A new study shows both proxy and model evidence that the Arctic Ocean was probably ice free in summer for a prolonged period of the Holocene, from approximately 6,000-12,000 BP.
Arctic Ocean perennial sea ice breakdown during the Early Holocene Insolation Maximum
AbstractThe takeaway graph:
Arctic Ocean sea ice proxies generally suggest a reduction in sea ice during parts of the early and middle Holocene (∼6000–10,000 years BP) compared to present day conditions. This sea ice minimum has been attributed to the northern hemisphere Early Holocene Insolation Maximum (EHIM) associated with Earth's orbital cycles. Here we investigate the transient effect of insolation variations during the final part of the last glaciation and the Holocene by means of continuous climate simulations with the coupled atmosphere–sea ice–ocean column model CCAM. We show that the increased insolation during EHIM has the potential to push the Arctic Ocean sea ice cover into a regime dominated by seasonal ice, i.e. ice free summers. The strong sea ice thickness response is caused by the positive sea ice albedo feedback. Studies of the GRIP ice cores and high latitude North Atlantic sediment cores show that the Bølling–Allerød period (c. 12,700–14,700 years BP) was a climatically unstable period in the northern high latitudes and we speculate that this instability may be linked to dual stability modes of the Arctic sea ice cover characterized by e.g. transitions between periods with and without perennial sea ice cover.
Annual mean sea ice thickness for the three different simulations (Panel a) compared with results from published paleo-sea ice studies (Panel b). Black curve: constant surface albedo; red curve: dynamic surface albedo parameterization. The simulation implemented with a dynamic surface albedo parameterization was run from present time and backwards to address the importance of the initial state of the sea ice cover. The annual mean sea ice thickness from this simulation (orange curve) reveals a hysteresis of ∼1000 years. The annual mean insolation at 80°N shown with a stippled curve is based on the algorithm presented by Berger (1978). To compare the results from different paleo-sea ice studies a scale of sea ice concentration was inferred using the approach by Jakobsson et al. (2010). . . .The upshot of this is that in all likelihood, sea ice was absent from the Arctic Ocean in summer for somewhere around 6,000 years. Now, what about those Polar Bears?

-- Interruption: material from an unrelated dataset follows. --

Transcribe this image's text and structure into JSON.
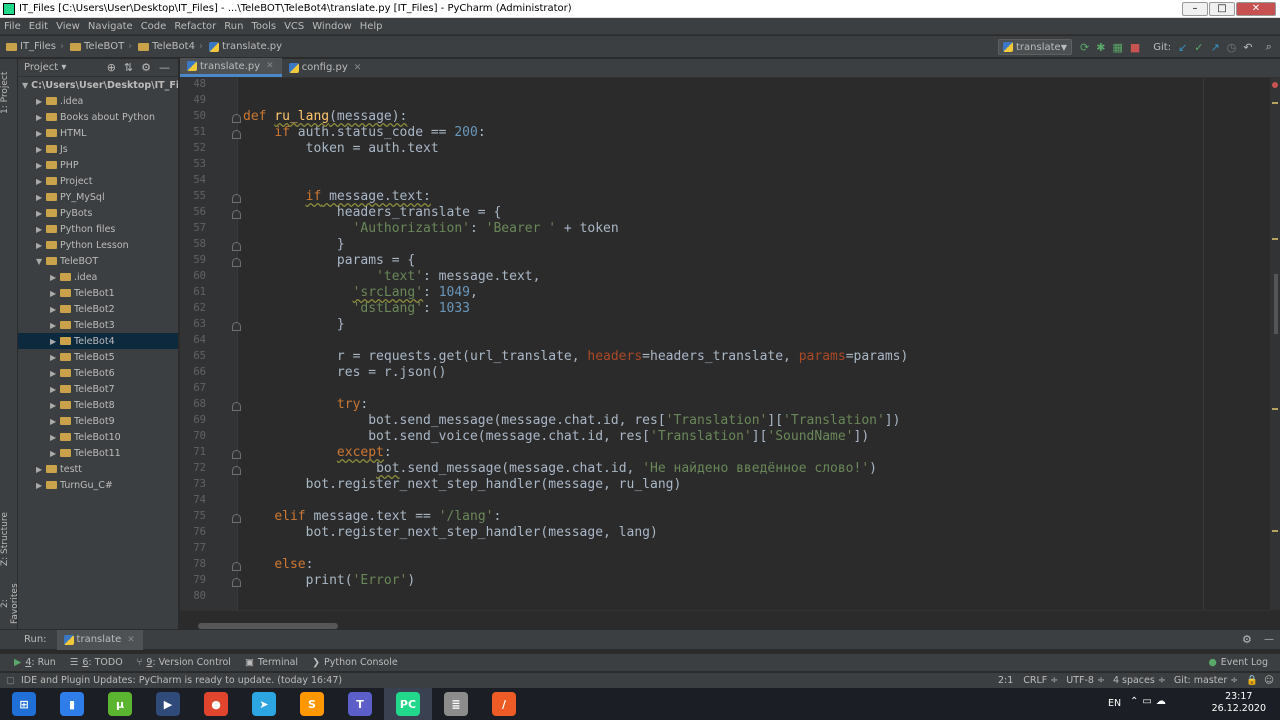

The oldest known polar bear fossil is a 130,000 to 110,000-year-old jaw bone, found on Prince Charles Foreland in 2004. Fossils show that between ten to twenty thousand years ago, the polar bear's molar teeth changed significantly from those of the brown bear. Polar bears are thought to have diverged from a population of brown bears that became isolated during a period of glaciation in the Pleistocene.With the separation of the Polar Bears from Brown Bears originating about 5 million years ago, Polar Bears have clearly survived repeated advance and retreats of the Arctic Sea ice, including the relatively recent period up to 6,000 BP.
The evidence from DNA analysis is more complex. The mitochondrial DNA (mtDNA) of the polar bear diverged from the brown bear, Ursus arctos, roughly 150,000 years ago. Further, some clades of brown bear, as assessed by their mtDNA, are more closely related to polar bears than to other brown bears, meaning that the polar bear would not be a true species according to some species concepts. The mtDNA of Irish brown bears is particularly close to polar bears. A comparison of the nuclear genome of polar bears with that of brown bears revealed a different pattern, the two forming genetically distinct clades that diverged approximately 603,000 years ago, although the latest research is based on analysis of the complete genomes (rather than just the mitochondria or partial nuclear genomes) of polar, brown and black bears, and establishes the divergence of polar and brown bears at 4-5 million years ago.